The Ford Championship at Doral has 11 of the top 12 players in the world, creating a buzz that has managed to drown out the noise of jetliners descending over the Blue Monster every five minutes.
If only every week could be like this on the PGA Tour.
"It would be more exciting for the fans, and I'm sure the sponsors and TV and everybody, if we did play more often together," Woods said. "The only way you could do that is if we shortened the season."
It's not that simple, although a revamped PGA Tour schedule is again under review.
PGA Tour commissioner Tim Finchem is studying five models of when to play, where to play, even how much to play in the United States, all of it geared toward negotiations at the end of a year for a new television contract.
"It's time to take a look at a number of parts of the schedule, to see if we can make it more compelling," Finchem said in an interview last week. "Length of schedule is one; where different tournaments are played is another and where we play tournaments is a third.
"I wouldn't want to mislead anybody into thinking that we are on a mission to significantly alter the schedule," he said. "But we are aggressively looking and challenging ourselves in how we are presenting the product."
Finchem did not offer specifics, and it could be that nothing changes.
But Woods and Masters champion Mickelson have been the strongest proponents of shortening a schedule that begins in January and doesn't end until the first week of November.
"We have an 11-month season, and that's too long," Woods said. "There's no other sport that plays 11 months of the year. I think we should end with Labor Day. How can we compete against football? It's not going to happen."
Mickelson considered the schedules of top players over the past 40 years.
Jack Nicklaus rarely played more than 20 events. Tom Watson never played more than 24 during his prime. Woods has never played more than 21 going into his 10th full season. Mickelson played a career-high 26 tour events in 2002, but his new model is to play hard through the four majors and then effectively shut it down.
Woods, Mickelson, Singh and Ernie Els played in the same tournament only eight times last year, four of those majors.
"Most of the top players throughout history have averaged 18 to 22 events a year, and we seem to have 44-plus events," Mickelson said. "The top players play less than half of the events. If we cut our schedule back to 32 events, now we are playing in two-thirds or three-quarters of the events.
"I think that would be an easier sell for television and our sponsors," he said.

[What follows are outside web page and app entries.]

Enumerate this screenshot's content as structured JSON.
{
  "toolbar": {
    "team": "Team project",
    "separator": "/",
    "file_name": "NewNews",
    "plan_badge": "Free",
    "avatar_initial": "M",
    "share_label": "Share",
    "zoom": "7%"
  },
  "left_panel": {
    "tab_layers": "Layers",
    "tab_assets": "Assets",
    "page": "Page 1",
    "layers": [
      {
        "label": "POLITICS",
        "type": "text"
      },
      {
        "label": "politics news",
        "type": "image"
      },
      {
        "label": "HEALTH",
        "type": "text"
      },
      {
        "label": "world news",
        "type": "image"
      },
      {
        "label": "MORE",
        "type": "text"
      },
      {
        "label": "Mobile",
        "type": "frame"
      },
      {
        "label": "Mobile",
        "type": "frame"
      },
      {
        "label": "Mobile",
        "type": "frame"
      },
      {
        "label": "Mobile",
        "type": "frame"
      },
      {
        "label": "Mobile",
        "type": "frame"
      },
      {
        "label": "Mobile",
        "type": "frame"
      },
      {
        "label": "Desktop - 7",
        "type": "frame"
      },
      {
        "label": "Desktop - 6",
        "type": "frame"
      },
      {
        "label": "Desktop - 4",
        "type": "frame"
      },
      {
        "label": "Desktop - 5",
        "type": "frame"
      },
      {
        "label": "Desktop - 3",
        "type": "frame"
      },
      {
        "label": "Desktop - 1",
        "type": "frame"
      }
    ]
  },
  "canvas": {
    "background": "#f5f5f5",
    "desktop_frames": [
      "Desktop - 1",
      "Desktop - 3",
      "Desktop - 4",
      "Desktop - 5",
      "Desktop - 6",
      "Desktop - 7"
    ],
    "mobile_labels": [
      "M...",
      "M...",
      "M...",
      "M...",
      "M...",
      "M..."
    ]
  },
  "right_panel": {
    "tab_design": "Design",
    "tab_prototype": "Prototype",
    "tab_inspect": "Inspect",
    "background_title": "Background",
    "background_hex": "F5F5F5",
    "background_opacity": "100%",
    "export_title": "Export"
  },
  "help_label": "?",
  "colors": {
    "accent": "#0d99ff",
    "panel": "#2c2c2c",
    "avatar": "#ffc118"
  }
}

But it might be a tough sell for the rank-and-file.
If a shorter schedule brings the top players together more often, that squeezes out several players who have earned PGA Tour cards and might not get many chances to play.
The pecking order for exempt status on tour reaches about 145 players before it reaches those who earned their cards at Q-school or through the Nationwide Tour. Most fields have room for only 144 players.

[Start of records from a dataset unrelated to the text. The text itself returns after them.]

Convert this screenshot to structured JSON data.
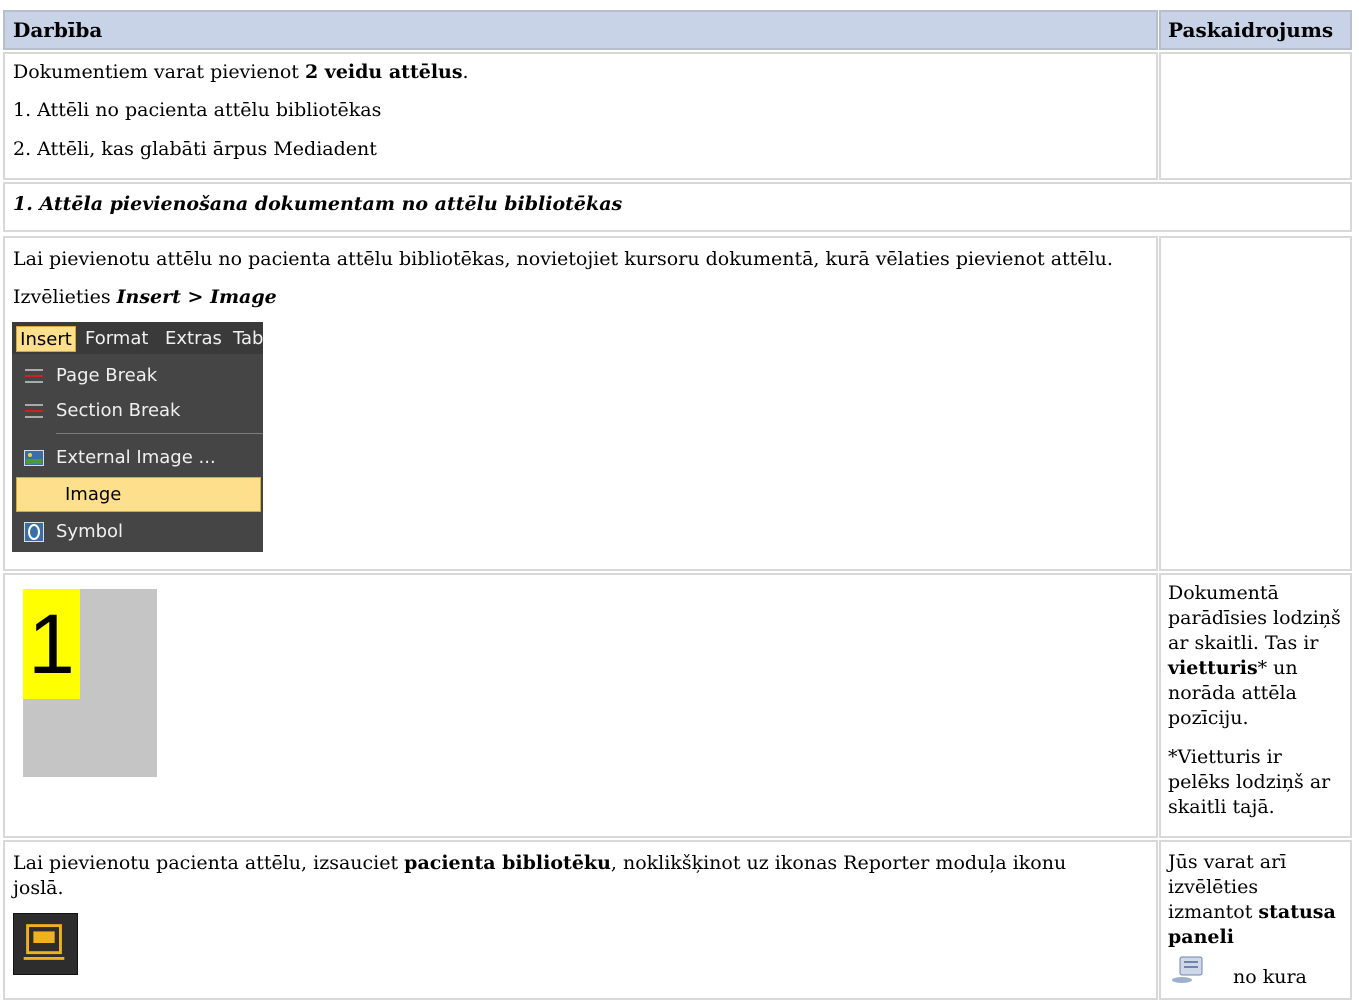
{
  "table": {
    "header_action": "Darbība",
    "header_explanation": "Paskaidrojums"
  },
  "row1": {
    "intro_prefix": "Dokumentiem varat pievienot ",
    "intro_bold": "2 veidu attēlus",
    "intro_suffix": ".",
    "item1": "1. Attēli no pacienta attēlu bibliotēkas",
    "item2": "2. Attēli, kas glabāti ārpus Mediadent"
  },
  "section_title": "1. Attēla pievienošana dokumentam no attēlu bibliotēkas",
  "row3": {
    "instruction": "Lai pievienotu attēlu no pacienta attēlu bibliotēkas, novietojiet kursoru dokumentā, kurā vēlaties pievienot attēlu.",
    "choose_prefix": "Izvēlieties ",
    "choose_path": "Insert > Image"
  },
  "menu": {
    "menubar": [
      "Insert",
      "Format",
      "Extras",
      "Tab"
    ],
    "items": [
      {
        "label": "Page Break",
        "icon": "page-break-icon"
      },
      {
        "label": "Section Break",
        "icon": "section-break-icon"
      },
      {
        "label": "External Image ...",
        "icon": "external-image-icon"
      },
      {
        "label": "Image",
        "icon": "",
        "selected": true
      },
      {
        "label": "Symbol",
        "icon": "symbol-icon"
      }
    ],
    "highlight_color": "#fddf8c"
  },
  "row4": {
    "placeholder_number": "1",
    "side_line1": "Dokumentā parādīsies lodziņš ar skaitli. Tas ir ",
    "side_bold": "vietturis",
    "side_line1_end": "* un norāda attēla pozīciju.",
    "side_note": "*Vietturis ir pelēks lodziņš ar skaitli tajā."
  },
  "row5": {
    "text_prefix": "Lai pievienotu pacienta attēlu, izsauciet ",
    "text_bold": "pacienta bibliotēku",
    "text_suffix": ", noklikšķinot uz ikonas Reporter moduļa ikonu",
    "text_line2": "joslā.",
    "side_prefix": "Jūs varat arī izvēlēties izmantot ",
    "side_bold": "statusa paneli",
    "side_cut": "no kura"
  },
  "colors": {
    "header_bg": "#c8d3e8",
    "placeholder_yellow": "#ffff00",
    "placeholder_gray": "#c5c5c5"
  }
}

"If you took two months off the schedule, overall the fields would be better," Jeff Sluman said. "But what is the commissioner's job? His first priority is how many tournaments we can play and how high can we get the purses. It's all about playing opportunities."
Some of the rank-and-file said the way to get stronger fields is for the top players to get out more often.
Tom Pernice Jr., a former PGA Tour board member, has been highly critical of Woods for not playing more and deviating from his limited schedule.
There are 13 tournaments Woods has never played, three of those opposite-field events.
"We have 43 title sponsors, but Tiger thinks we have 18," Pernice said earlier this year. "Right now, Vijay is doing more for the PGA Tour than anybody. Tiger has done a lot for us out there, but I think it's time for Tiger to step up and play some more events."
The LPGA Tour recently adopted a policy that every player must play in every tournament at least once every four years. Pernice wants the PGA Tour to do the same, although that appears unlikely.
The top four players in the world ranking will not get together until The Players Championship. Singh, Woods, Els and Mickelson were at Torrey Pines, although Mickelson was No. 5 at the time.
Els is not at Doral because he is playing in Dubai on the European tour.
But fields this heavy at the top are rare on tour, so the fans in south Florida might as well take advantage.
Mickelson notices a difference, too.
"When you're out on the course and you're making a couple of birdies, you feel like you have to keep pushing yourself to go lower because you know that Tiger Woods is in the field and Vijay Singh is coming on strong," Mickelson said. "All of these guys are pushing to shoot lower and lower scores. And when you're out
there, you feel it."